HYDE-SMITH CALLS FOR GREATER POSTAL SERVICE ACCOUNTABILITY TO CUSTOMERS
Cites Mississippi Cases of Lost or Delayed Mail & Passports during Budget Review Hearing
WASHINGTON, D.C. – U.S. Senator Cindy Hyde-Smith (R-Miss.) today stressed the need for greater accountability on the part of the U.S. Postal Service (USPS) in light of persistent and increasing customer service complaints.
Hyde-Smith, ranking member of the Senate Financial Services and General Government Appropriations Subcommittee, cited problems experienced by Mississippians during a subcommittee hearing Tuesday to review the FY2022 budget request for the USPS Office of Inspector General and USPS Service Issues.
“We consistently hear about service issues and delivery delays. My constituents in Mississippi have told me repeatedly about delayed or lost passports, and Social Security checks,” Hyde-Smith said.
“Mistakes such as these and countless others can trigger unexpected financial burdens that we cannot expect everyday Americans to shoulder. Ultimately, there needs to be greater accountability from the Postal Service on what it is doing to prevent these problems,” she said.
Hyde-Smith highlighted the case of 37 completed passports awaiting distribution that were lost or otherwise unaccounted for in the Memphis processing facility, and in another instance, a bride-to-be from Natchez stonewalled by the USPS as to whether her wedding invitations were merely delayed or completely lost.
“We have also had a similar problem with the delivery of Social Security disability checks. Delayed or lost checks can have dire impact on Americans who rely on those funds,” Hyde-Smith said.
The Senator questioned USPS Inspector General Tammy L. Whitcomb on how her office could affect implementation of USPS reforms to resolve service issues.

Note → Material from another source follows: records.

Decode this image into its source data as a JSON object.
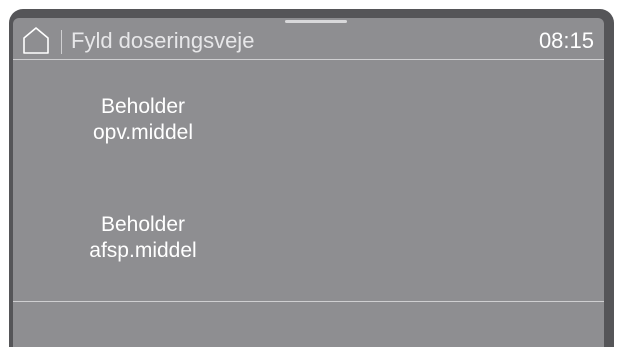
{
  "header": {
    "title": "Fyld doseringsveje",
    "time": "08:15",
    "home_icon": "home-icon"
  },
  "menu": {
    "items": [
      {
        "line1": "Beholder",
        "line2": "opv.middel"
      },
      {
        "line1": "Beholder",
        "line2": "afsp.middel"
      }
    ]
  },
  "colors": {
    "screen_bg": "#8e8e91",
    "bezel": "#555558",
    "text": "#ffffff",
    "rule": "#cfcfd1"
  }
}
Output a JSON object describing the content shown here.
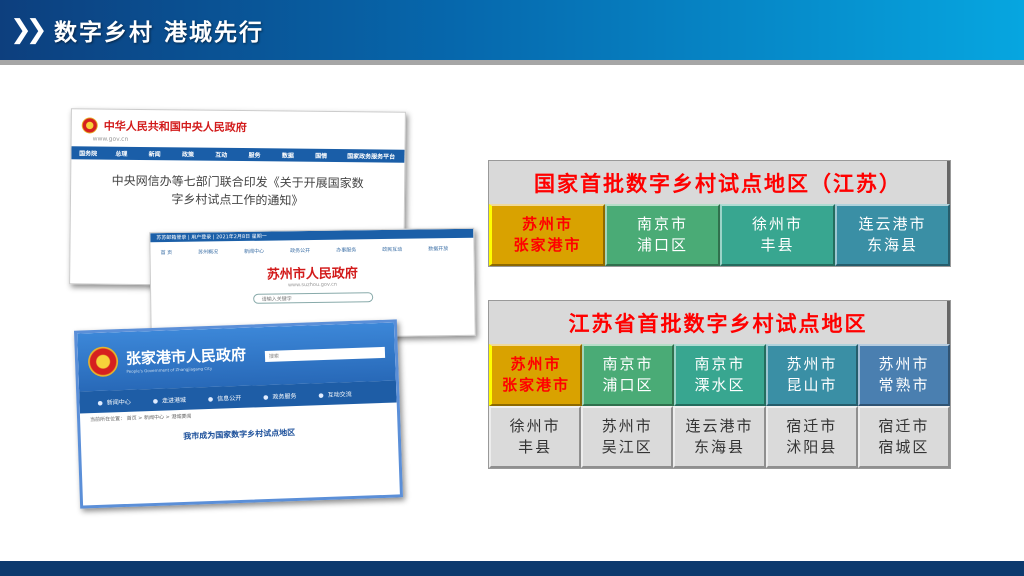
{
  "header": {
    "title": "数字乡村 港城先行",
    "icon": "double-chevron-icon"
  },
  "screenshots": {
    "central": {
      "site_name": "中华人民共和国中央人民政府",
      "url": "www.gov.cn",
      "nav": [
        "国务院",
        "总理",
        "新闻",
        "政策",
        "互动",
        "服务",
        "数据",
        "国情",
        "国家政务服务平台"
      ],
      "article_title": "中央网信办等七部门联合印发《关于开展国家数字乡村试点工作的通知》"
    },
    "suzhou": {
      "site_name": "苏州市人民政府",
      "url": "www.suzhou.gov.cn",
      "topbar": "苏苏邮箱登录 | 用户登录 | 2021年2月8日 星期一",
      "nav": [
        "首 页",
        "苏州概况",
        "新闻中心",
        "政务公开",
        "办事服务",
        "政民互动",
        "数据开放"
      ],
      "search_placeholder": "请输入关键字"
    },
    "zhangjiagang": {
      "site_name": "张家港市人民政府",
      "subtitle": "People's Government of Zhangjiagang City",
      "search_placeholder": "搜索",
      "nav": [
        "新闻中心",
        "走进港城",
        "信息公开",
        "政务服务",
        "互动交流"
      ],
      "breadcrumb": "当前所在位置： 首页 > 新闻中心 > 港城要闻",
      "article_title": "我市成为国家数字乡村试点地区"
    }
  },
  "table_national": {
    "title": "国家首批数字乡村试点地区（江苏）",
    "cells": [
      {
        "city": "苏州市",
        "district": "张家港市",
        "color": "#d9a200"
      },
      {
        "city": "南京市",
        "district": "浦口区",
        "color": "#4aab76"
      },
      {
        "city": "徐州市",
        "district": "丰县",
        "color": "#38a690"
      },
      {
        "city": "连云港市",
        "district": "东海县",
        "color": "#3a8fa5"
      }
    ]
  },
  "table_provincial": {
    "title": "江苏省首批数字乡村试点地区",
    "row1": [
      {
        "city": "苏州市",
        "district": "张家港市",
        "color": "#d9a200"
      },
      {
        "city": "南京市",
        "district": "浦口区",
        "color": "#4aab76"
      },
      {
        "city": "南京市",
        "district": "溧水区",
        "color": "#38a690"
      },
      {
        "city": "苏州市",
        "district": "昆山市",
        "color": "#3a8fa5"
      },
      {
        "city": "苏州市",
        "district": "常熟市",
        "color": "#4a7fb0"
      }
    ],
    "row2": [
      {
        "city": "徐州市",
        "district": "丰县"
      },
      {
        "city": "苏州市",
        "district": "吴江区"
      },
      {
        "city": "连云港市",
        "district": "东海县"
      },
      {
        "city": "宿迁市",
        "district": "沭阳县"
      },
      {
        "city": "宿迁市",
        "district": "宿城区"
      }
    ]
  }
}
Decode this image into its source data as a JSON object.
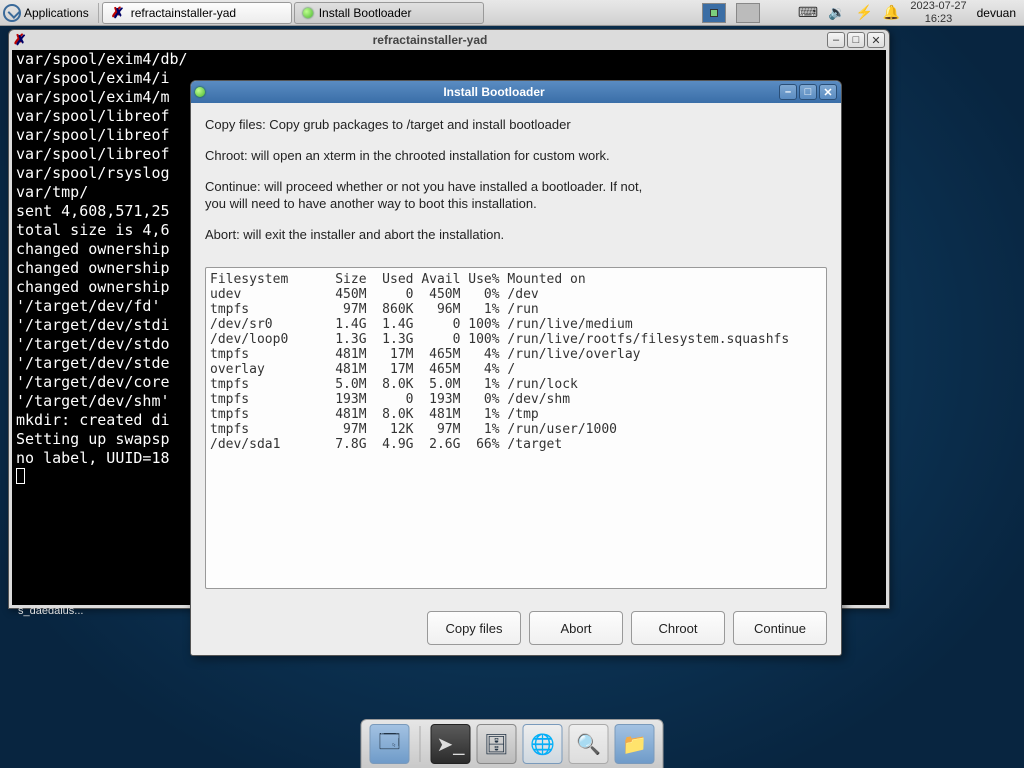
{
  "panel": {
    "apps_label": "Applications",
    "task1": "refractainstaller-yad",
    "task2": "Install Bootloader",
    "user": "devuan",
    "date": "2023-07-27",
    "time": "16:23"
  },
  "term": {
    "title": "refractainstaller-yad",
    "lines": [
      "var/spool/exim4/db/",
      "var/spool/exim4/i",
      "var/spool/exim4/m",
      "var/spool/libreof",
      "var/spool/libreof",
      "var/spool/libreof",
      "var/spool/rsyslog",
      "var/tmp/",
      "",
      "sent 4,608,571,25",
      "total size is 4,6",
      "changed ownership",
      "changed ownership",
      "changed ownership",
      "'/target/dev/fd' ",
      "'/target/dev/stdi",
      "'/target/dev/stdo",
      "'/target/dev/stde",
      "'/target/dev/core",
      "'/target/dev/shm'",
      "mkdir: created di",
      "Setting up swapsp",
      "no label, UUID=18"
    ]
  },
  "dialog": {
    "title": "Install Bootloader",
    "p1": "Copy files: Copy grub packages to /target and install bootloader",
    "p2": "Chroot: will open an xterm in the chrooted installation for custom work.",
    "p3a": "Continue: will proceed whether or not you have installed a bootloader. If not,",
    "p3b": "you will need to have another way to boot this installation.",
    "p4": "Abort: will exit the installer and abort the installation.",
    "df": "Filesystem      Size  Used Avail Use% Mounted on\nudev            450M     0  450M   0% /dev\ntmpfs            97M  860K   96M   1% /run\n/dev/sr0        1.4G  1.4G     0 100% /run/live/medium\n/dev/loop0      1.3G  1.3G     0 100% /run/live/rootfs/filesystem.squashfs\ntmpfs           481M   17M  465M   4% /run/live/overlay\noverlay         481M   17M  465M   4% /\ntmpfs           5.0M  8.0K  5.0M   1% /run/lock\ntmpfs           193M     0  193M   0% /dev/shm\ntmpfs           481M  8.0K  481M   1% /tmp\ntmpfs            97M   12K   97M   1% /run/user/1000\n/dev/sda1       7.8G  4.9G  2.6G  66% /target",
    "btn_copy": "Copy files",
    "btn_abort": "Abort",
    "btn_chroot": "Chroot",
    "btn_continue": "Continue"
  },
  "residual": "s_daedalus..."
}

Finally, Hyde-Smith credited the Office of the Inspector General for its narcotics program, which focuses on possession and distribution of illicit drugs by postal employees.